Startup Creates New Chickpea Strain With 75% More Protein

3 Mins Read

San Francisco’s NuCicer has created a strain of chickpeas with 75 percent more protein than regular varieties. The new super legumes are non-GMO and have been created using wild genetic diversity. Traditional breeding cycles were reduced from 10 years to 24 months. The resulting chickpeas are cost-effective and highly nutritious.

NuCicer reports that it has created the new strain to out-perform soy, wheat, and pea as the plant protein of choice. It has already been cited as a less costly alternative, slashing the cost of conventional chickpea protein by almost 50 percent. 

Image courtesy of NuCicer.

A labour of love

It has taken a decade to pull together the world’s largest database of wild crop characteristics while undertaking cross-breeding experiments. Now, NuCicer is in a position to begin discussing the potential commercial production of its superspecies. This could happen as soon as next year.

“We are in conversations with partners who recognize the opportunity of new ingredients from our high-protein chickpeas,” Kathryn Cook, co-founder and CEO told Vegconomist.

As a crop, chickpeas are the third most commonly grown in the world. They are a sustainable addition, providing the soil with nutrients as they grow. With protein increased exponentially, they could soon be used to usher in a new era of alternative protein. One that is allergen-friendly and geared towards better food production.

“As we develop crops for the future we must look holistically at our food system – from farmer through to end food or beverage product – and bring requirements into crop breeding programs that drive improvements throughout the system,” Cook said.

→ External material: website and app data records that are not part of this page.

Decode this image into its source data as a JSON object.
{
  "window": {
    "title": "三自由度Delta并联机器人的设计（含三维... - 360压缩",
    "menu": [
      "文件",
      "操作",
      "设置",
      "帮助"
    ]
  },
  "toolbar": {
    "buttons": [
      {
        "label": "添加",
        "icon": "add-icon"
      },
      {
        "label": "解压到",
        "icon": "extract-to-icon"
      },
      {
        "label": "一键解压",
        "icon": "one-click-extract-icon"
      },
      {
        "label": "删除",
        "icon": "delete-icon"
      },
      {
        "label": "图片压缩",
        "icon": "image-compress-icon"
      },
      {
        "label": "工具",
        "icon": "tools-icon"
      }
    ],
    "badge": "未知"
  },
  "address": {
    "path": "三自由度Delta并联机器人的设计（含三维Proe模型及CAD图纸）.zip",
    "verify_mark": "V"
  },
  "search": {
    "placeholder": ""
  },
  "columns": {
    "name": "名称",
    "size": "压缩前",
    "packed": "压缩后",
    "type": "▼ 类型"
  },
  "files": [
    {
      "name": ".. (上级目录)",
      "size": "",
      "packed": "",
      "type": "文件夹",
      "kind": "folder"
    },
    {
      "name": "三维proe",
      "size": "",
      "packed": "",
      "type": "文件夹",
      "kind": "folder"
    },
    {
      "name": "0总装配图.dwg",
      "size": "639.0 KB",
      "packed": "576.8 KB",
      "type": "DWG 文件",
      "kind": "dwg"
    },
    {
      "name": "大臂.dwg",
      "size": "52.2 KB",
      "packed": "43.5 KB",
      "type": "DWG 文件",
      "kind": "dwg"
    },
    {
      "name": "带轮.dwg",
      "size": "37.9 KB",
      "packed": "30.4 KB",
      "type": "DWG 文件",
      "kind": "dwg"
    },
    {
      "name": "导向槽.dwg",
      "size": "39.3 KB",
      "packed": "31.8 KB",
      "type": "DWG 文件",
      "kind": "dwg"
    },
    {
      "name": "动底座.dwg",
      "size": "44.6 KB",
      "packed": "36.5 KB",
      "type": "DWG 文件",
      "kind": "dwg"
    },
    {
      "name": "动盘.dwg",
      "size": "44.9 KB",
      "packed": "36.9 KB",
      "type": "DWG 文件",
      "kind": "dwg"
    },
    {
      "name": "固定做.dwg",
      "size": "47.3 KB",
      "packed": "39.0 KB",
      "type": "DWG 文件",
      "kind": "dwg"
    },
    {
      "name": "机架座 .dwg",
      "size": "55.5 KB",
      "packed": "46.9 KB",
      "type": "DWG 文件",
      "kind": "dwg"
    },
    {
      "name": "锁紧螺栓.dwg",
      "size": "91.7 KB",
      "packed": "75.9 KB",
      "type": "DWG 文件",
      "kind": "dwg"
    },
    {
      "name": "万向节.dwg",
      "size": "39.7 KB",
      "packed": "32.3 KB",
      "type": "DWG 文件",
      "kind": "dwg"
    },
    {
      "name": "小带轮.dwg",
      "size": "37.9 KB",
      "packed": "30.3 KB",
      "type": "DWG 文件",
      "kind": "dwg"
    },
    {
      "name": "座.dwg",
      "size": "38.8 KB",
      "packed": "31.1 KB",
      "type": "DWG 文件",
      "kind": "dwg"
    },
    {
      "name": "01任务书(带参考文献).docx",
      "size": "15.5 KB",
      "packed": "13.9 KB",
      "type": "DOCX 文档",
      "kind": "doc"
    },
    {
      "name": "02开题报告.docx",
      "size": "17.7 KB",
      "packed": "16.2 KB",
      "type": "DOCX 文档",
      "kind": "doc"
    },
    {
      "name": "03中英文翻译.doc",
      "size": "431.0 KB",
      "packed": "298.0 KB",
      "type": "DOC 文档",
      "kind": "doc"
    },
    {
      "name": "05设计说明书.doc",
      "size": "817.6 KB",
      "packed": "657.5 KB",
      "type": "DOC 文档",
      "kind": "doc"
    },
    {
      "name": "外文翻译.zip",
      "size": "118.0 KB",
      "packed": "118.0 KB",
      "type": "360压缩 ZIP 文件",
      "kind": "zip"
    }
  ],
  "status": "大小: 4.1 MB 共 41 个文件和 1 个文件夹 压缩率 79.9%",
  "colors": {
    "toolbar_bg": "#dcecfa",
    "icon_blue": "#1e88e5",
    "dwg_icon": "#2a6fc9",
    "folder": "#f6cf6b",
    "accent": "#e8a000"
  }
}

Considered to be an ideal form of plant protein due to their neutral taste and high versatile properties, naturally augmented chickpeas offer optimism for the future. Cook and her team are now engaged in breeding environmental resilience into the strain, to help overcome drought or heat exposure. 

Already a popular food item throughout the world, an Innova Trends survey revealed that chickpea flour dominated the pulse flour market, taking more than 50 percent of market share. The sector has grown 15.4 percent annually between 2016-2020, demonstrating a demand for legume alternatives in a variety of guises. 

Image courtesy of NuCicer.

Chickpeas’ impending domination

NuCicer is not alone in recognising the potential of the seemingly innocuous legume. Last year it was revealed that Israel’s InnovoPro has developed a chickpea-based professional baking ingredient. Designed to make meringues and similar patisserie items, the CP-Foam 1001 replaces traditional egg whites without relying on aquafaba. 

At the more unexpected end of the spectrum, Shanghai startup Wellme is producing vegan chickpea yoghurt. Meanwhile, in Italy, Coppola Foods has released its Fabalous range, which includes a chickpea alternative to Nutella

Bringing chickpea innovations back to a protein level, ChickP, an Isaeli foodtech, manufactures the world’s first 90 percent chickpea protein isolate. Commercial production began last year ahead of a planned expansion into the U.S. and Asian markets. The latter was confirmed last summer. The protein is suitable for use across various applications. It can be added to dairy products and baked goods and is showing a lot of promise in the plant-based meat sector as well.


  • Amy Buxton

    A long-term committed ethical vegan and formerly Green Queen's resident plant-based reporter, Amy juggles raising a family and maintaining her editorial career, while also campaigning for increased mental health awareness in the professional world. Known for her love of searing honesty, in addition to recipe developing, animal welfare and (often lacklustre) attempts at handicrafts, she’s hands-on and guided by her veganism in all aspects of life. She’s also extremely proud to be raising a next-generation vegan baby.

You might also like